(Excerpts from an interface dataset)
▬▬▬

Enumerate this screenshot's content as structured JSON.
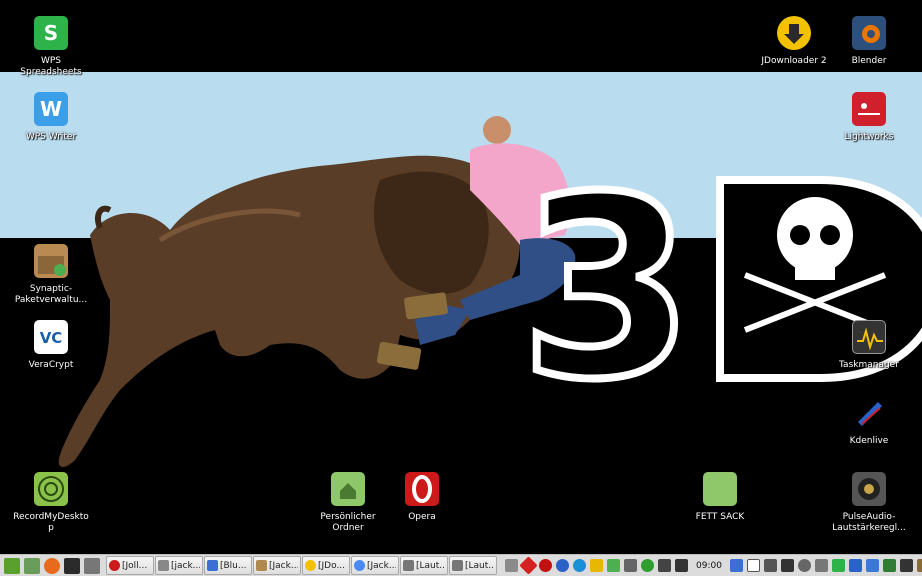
{
  "desktop": {
    "icons": [
      {
        "label": "WPS Spreadsheets",
        "icon": "wps-spreadsheets-icon",
        "color": "#2db34a"
      },
      {
        "label": "WPS Writer",
        "icon": "wps-writer-icon",
        "color": "#3a9ee8"
      },
      {
        "label": "Synaptic-Paketverwaltu...",
        "icon": "synaptic-package-icon",
        "color": "#b98b52"
      },
      {
        "label": "VeraCrypt",
        "icon": "veracrypt-icon",
        "color": "#ffffff"
      },
      {
        "label": "RecordMyDesktop",
        "icon": "recordmydesktop-icon",
        "color": "#8bc34a"
      },
      {
        "label": "Persönlicher Ordner",
        "icon": "home-folder-icon",
        "color": "#8fc86a"
      },
      {
        "label": "Opera",
        "icon": "opera-icon",
        "color": "#cc1a1a"
      },
      {
        "label": "FETT SACK",
        "icon": "folder-icon",
        "color": "#8fc86a"
      },
      {
        "label": "JDownloader 2",
        "icon": "jdownloader-icon",
        "color": "#f2c200"
      },
      {
        "label": "Blender",
        "icon": "blender-icon",
        "color": "#ea7600"
      },
      {
        "label": "Lightworks",
        "icon": "lightworks-icon",
        "color": "#d0202e"
      },
      {
        "label": "Taskmanager",
        "icon": "taskmanager-icon",
        "color": "#333333"
      },
      {
        "label": "Kdenlive",
        "icon": "kdenlive-icon",
        "color": "#2a62c9"
      },
      {
        "label": "PulseAudio-Lautstärkeregl...",
        "icon": "pulseaudio-icon",
        "color": "#555555"
      }
    ],
    "wallpaper": {
      "logo_text": "3D"
    }
  },
  "taskbar": {
    "launchers": [
      {
        "icon": "mint-menu-icon",
        "color": "#5aa02c"
      },
      {
        "icon": "show-desktop-icon",
        "color": "#6a9c5a"
      },
      {
        "icon": "firefox-icon",
        "color": "#e86a1c"
      },
      {
        "icon": "terminal-icon",
        "color": "#2b2b2b"
      },
      {
        "icon": "files-icon",
        "color": "#777777"
      }
    ],
    "windows": [
      {
        "label": "[Joll...",
        "icon": "opera-icon",
        "color": "#cc1a1a"
      },
      {
        "label": "[jack...",
        "icon": "files-icon",
        "color": "#888888"
      },
      {
        "label": "[Blu...",
        "icon": "bluetooth-icon",
        "color": "#3b6fd6"
      },
      {
        "label": "[Jack...",
        "icon": "image-viewer-icon",
        "color": "#b0894f"
      },
      {
        "label": "[JDo...",
        "icon": "jdownloader-icon",
        "color": "#f2c200"
      },
      {
        "label": "[Jack...",
        "icon": "chrome-icon",
        "color": "#4a8af4"
      },
      {
        "label": "[Laut...",
        "icon": "volume-icon",
        "color": "#777777"
      },
      {
        "label": "[Laut...",
        "icon": "volume-icon",
        "color": "#777777"
      }
    ],
    "tray": [
      {
        "icon": "network-icon",
        "color": "#8b8b8b"
      },
      {
        "icon": "redshift-icon",
        "color": "#d42020"
      },
      {
        "icon": "red-diamond-icon",
        "color": "#c01010"
      },
      {
        "icon": "bluetooth-tray-icon",
        "color": "#2a62c9"
      },
      {
        "icon": "bluetooth-tray-icon-2",
        "color": "#1a8fd6"
      },
      {
        "icon": "jdownloader-tray-icon",
        "color": "#e8b800"
      },
      {
        "icon": "update-shield-icon",
        "color": "#4caf50"
      },
      {
        "icon": "signal-icon",
        "color": "#666666"
      },
      {
        "icon": "checkmark-icon",
        "color": "#2e9e2e"
      },
      {
        "icon": "sync-icon",
        "color": "#444444"
      },
      {
        "icon": "speaker-icon",
        "color": "#333333"
      }
    ],
    "clock": "09:00",
    "tray_right": [
      {
        "icon": "notes-icon",
        "color": "#3b6fd6"
      },
      {
        "icon": "calendar-icon",
        "color": "#ffffff"
      },
      {
        "icon": "calculator-icon",
        "color": "#555555"
      },
      {
        "icon": "monitor-icon",
        "color": "#333333"
      },
      {
        "icon": "settings-icon",
        "color": "#666666"
      },
      {
        "icon": "disk-icon",
        "color": "#777777"
      },
      {
        "icon": "wps-tray-icon",
        "color": "#2db34a"
      },
      {
        "icon": "kde-connect-icon",
        "color": "#2a62c9"
      },
      {
        "icon": "avidemux-icon",
        "color": "#3c78d8"
      },
      {
        "icon": "monitor-green-icon",
        "color": "#2e7d32"
      },
      {
        "icon": "media-player-icon",
        "color": "#333333"
      },
      {
        "icon": "archive-icon",
        "color": "#8a6a3a"
      }
    ]
  }
}
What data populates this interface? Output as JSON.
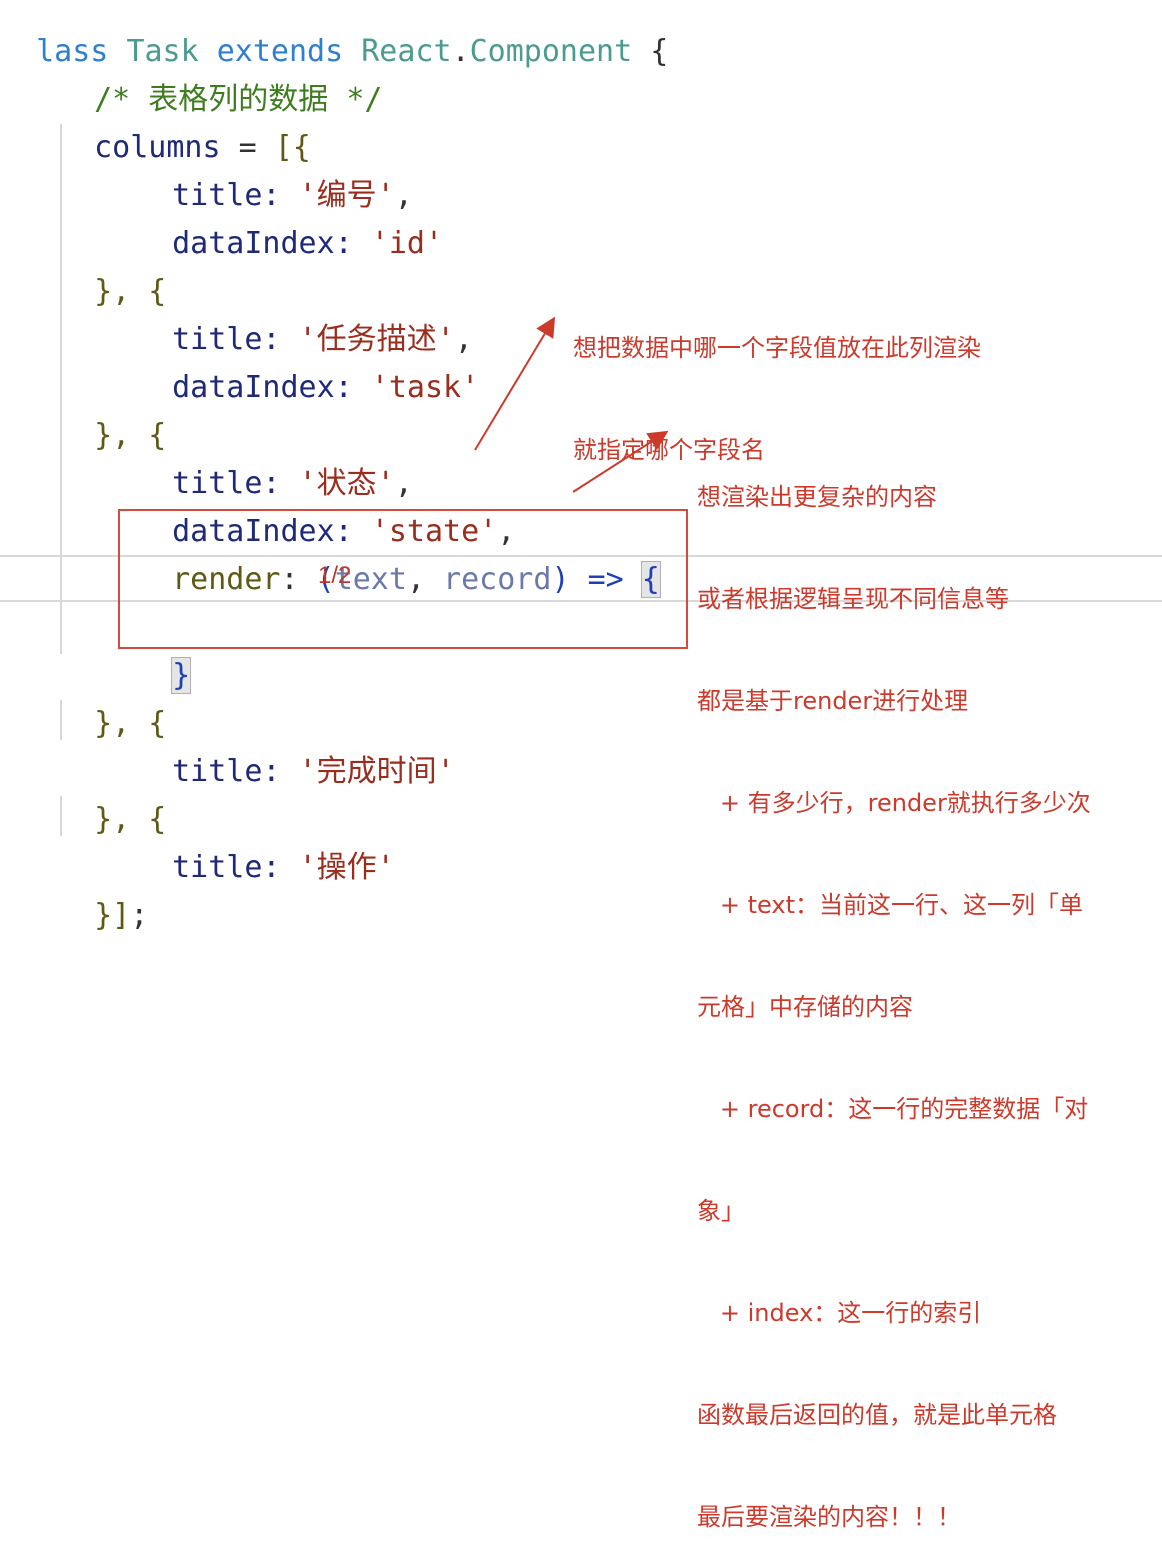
{
  "code": {
    "l1": {
      "kw1": "lass",
      "cls": "Task",
      "kw2": "extends",
      "sup": "React",
      "dot": ".",
      "comp": "Component",
      "brace": "{"
    },
    "l2": {
      "comment": "/* 表格列的数据 */"
    },
    "l3": {
      "name": "columns",
      "eq": "=",
      "open": "[{"
    },
    "l4": {
      "key": "title:",
      "val": "'编号'",
      "comma": ","
    },
    "l5": {
      "key": "dataIndex:",
      "val": "'id'"
    },
    "l6": {
      "text": "}, {"
    },
    "l7": {
      "key": "title:",
      "val": "'任务描述'",
      "comma": ","
    },
    "l8": {
      "key": "dataIndex:",
      "val": "'task'"
    },
    "l9": {
      "text": "}, {"
    },
    "l10": {
      "key": "title:",
      "val": "'状态'",
      "comma": ","
    },
    "l11": {
      "key": "dataIndex:",
      "val": "'state'",
      "comma": ","
    },
    "l12": {
      "fn": "render",
      "colon": ":",
      "po": "(",
      "p1": "text",
      "comma": ",",
      "p2": "record",
      "pc": ")",
      "arrow": "=>",
      "brace": "{"
    },
    "l14": {
      "brace": "}"
    },
    "l15": {
      "text": "}, {"
    },
    "l16": {
      "key": "title:",
      "val": "'完成时间'"
    },
    "l17": {
      "text": "}, {"
    },
    "l18": {
      "key": "title:",
      "val": "'操作'"
    },
    "l19": {
      "close": "}]",
      "semi": ";"
    }
  },
  "page_counter": "1/2",
  "annotations": {
    "top": [
      "想把数据中哪一个字段值放在此列渲染",
      "就指定哪个字段名"
    ],
    "right": [
      "想渲染出更复杂的内容",
      "或者根据逻辑呈现不同信息等",
      "都是基于render进行处理",
      "   + 有多少行，render就执行多少次",
      "   + text：当前这一行、这一列「单",
      "元格」中存储的内容",
      "   + record：这一行的完整数据「对",
      "象」",
      "   + index：这一行的索引",
      "函数最后返回的值，就是此单元格",
      "最后要渲染的内容！！！"
    ]
  },
  "colors": {
    "annotation": "#cc3a2c",
    "box": "#d34a3f",
    "string": "#9a2d1e",
    "comment": "#3f7d20"
  }
}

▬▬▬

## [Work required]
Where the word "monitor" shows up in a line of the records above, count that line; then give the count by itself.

## [Answer space]
2